* _PROBLEM TO SOLVE_:
The lines below from the one with "Parse this screenshot: output" up to and including the one with "Read all visible content and emit it as JSON." are what you should set down, exactly and without pictures.

* _Website and app data records_:
• • • •

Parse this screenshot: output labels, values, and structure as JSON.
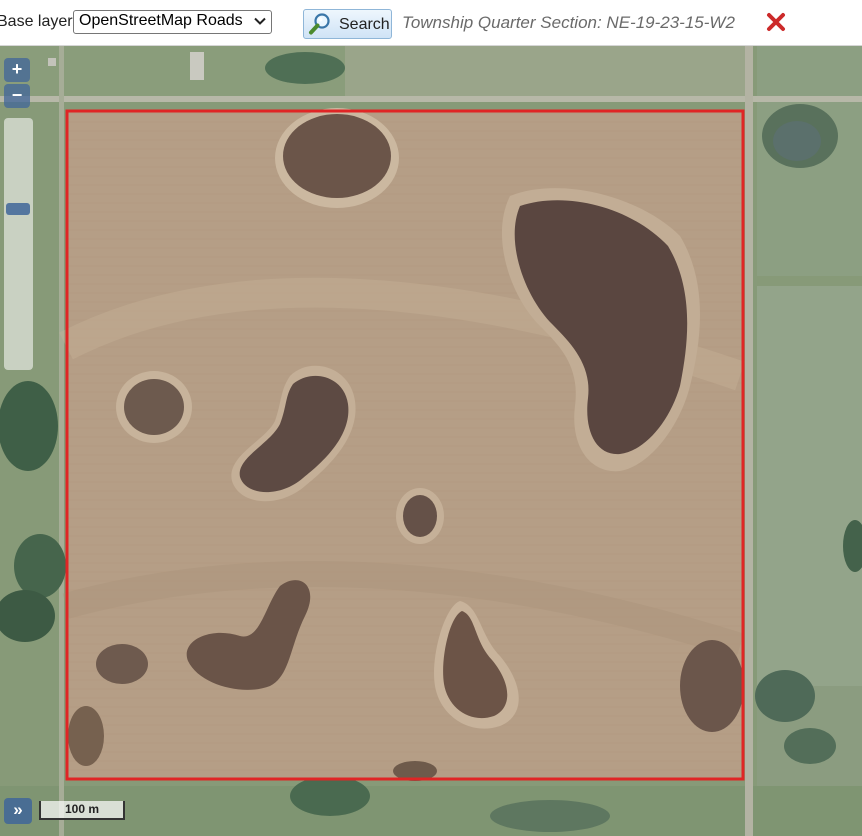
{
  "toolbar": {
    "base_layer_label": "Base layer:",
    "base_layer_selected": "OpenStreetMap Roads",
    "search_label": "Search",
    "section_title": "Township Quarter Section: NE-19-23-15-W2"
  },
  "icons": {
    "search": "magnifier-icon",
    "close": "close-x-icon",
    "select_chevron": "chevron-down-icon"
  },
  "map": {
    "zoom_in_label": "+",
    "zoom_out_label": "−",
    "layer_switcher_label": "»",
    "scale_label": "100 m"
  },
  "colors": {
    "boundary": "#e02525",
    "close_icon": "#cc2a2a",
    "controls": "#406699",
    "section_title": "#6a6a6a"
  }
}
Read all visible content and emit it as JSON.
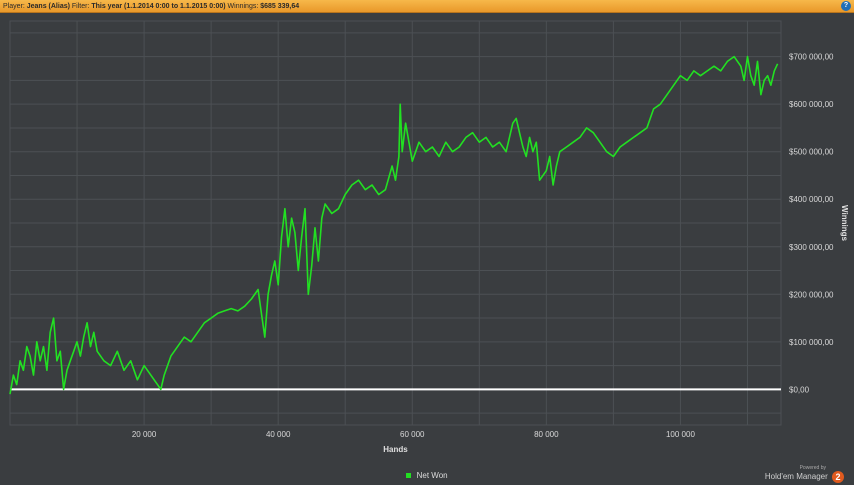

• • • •

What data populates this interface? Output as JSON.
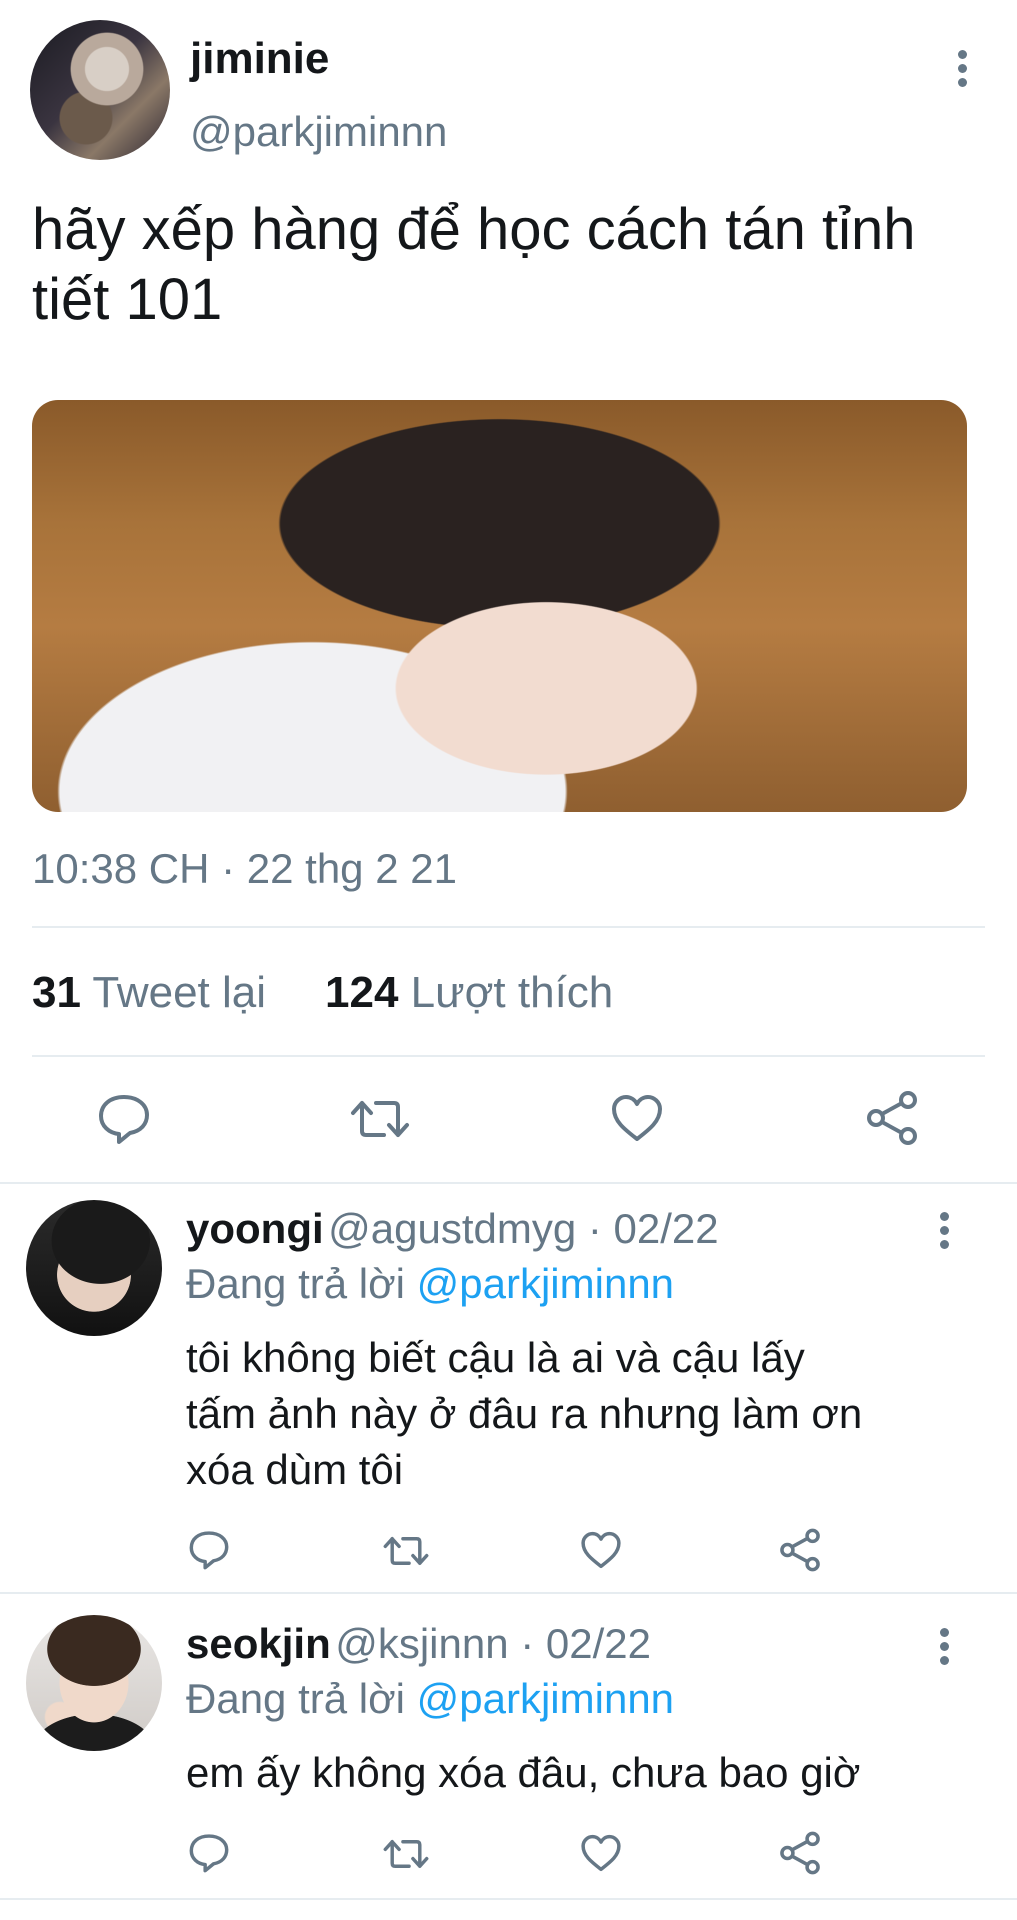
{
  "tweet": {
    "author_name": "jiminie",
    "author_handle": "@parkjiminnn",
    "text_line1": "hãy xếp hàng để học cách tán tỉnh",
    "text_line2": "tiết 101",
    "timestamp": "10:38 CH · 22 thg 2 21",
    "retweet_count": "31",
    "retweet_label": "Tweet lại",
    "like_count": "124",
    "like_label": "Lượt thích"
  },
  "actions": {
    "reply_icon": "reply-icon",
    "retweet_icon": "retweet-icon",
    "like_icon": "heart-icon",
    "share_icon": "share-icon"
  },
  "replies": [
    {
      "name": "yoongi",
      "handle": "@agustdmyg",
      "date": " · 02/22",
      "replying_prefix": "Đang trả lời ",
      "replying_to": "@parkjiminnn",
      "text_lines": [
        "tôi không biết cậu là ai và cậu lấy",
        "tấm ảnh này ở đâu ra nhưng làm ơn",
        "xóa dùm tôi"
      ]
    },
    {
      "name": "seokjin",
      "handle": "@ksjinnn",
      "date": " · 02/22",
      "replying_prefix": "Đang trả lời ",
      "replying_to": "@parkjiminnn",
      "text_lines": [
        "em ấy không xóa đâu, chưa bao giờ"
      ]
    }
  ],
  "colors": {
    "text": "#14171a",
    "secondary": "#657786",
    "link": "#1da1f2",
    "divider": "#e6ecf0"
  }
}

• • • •

* _REPLY TO THE TASK_:
Parse this screenshot: output labels, values, and structure as JSON.
{
  "toolbar": {
    "base_layer_label": "Base layer:",
    "base_layer_selected": "OpenStreetMap Roads",
    "search_label": "Search",
    "section_title": "Township Quarter Section: NE-19-23-15-W2"
  },
  "icons": {
    "search": "magnifier-icon",
    "close": "close-x-icon",
    "select_chevron": "chevron-down-icon"
  },
  "map": {
    "zoom_in_label": "+",
    "zoom_out_label": "−",
    "layer_switcher_label": "»",
    "scale_label": "100 m"
  },
  "colors": {
    "boundary": "#e02525",
    "close_icon": "#cc2a2a",
    "controls": "#406699",
    "section_title": "#6a6a6a"
  }
}
Read all visible content and emit it as JSON.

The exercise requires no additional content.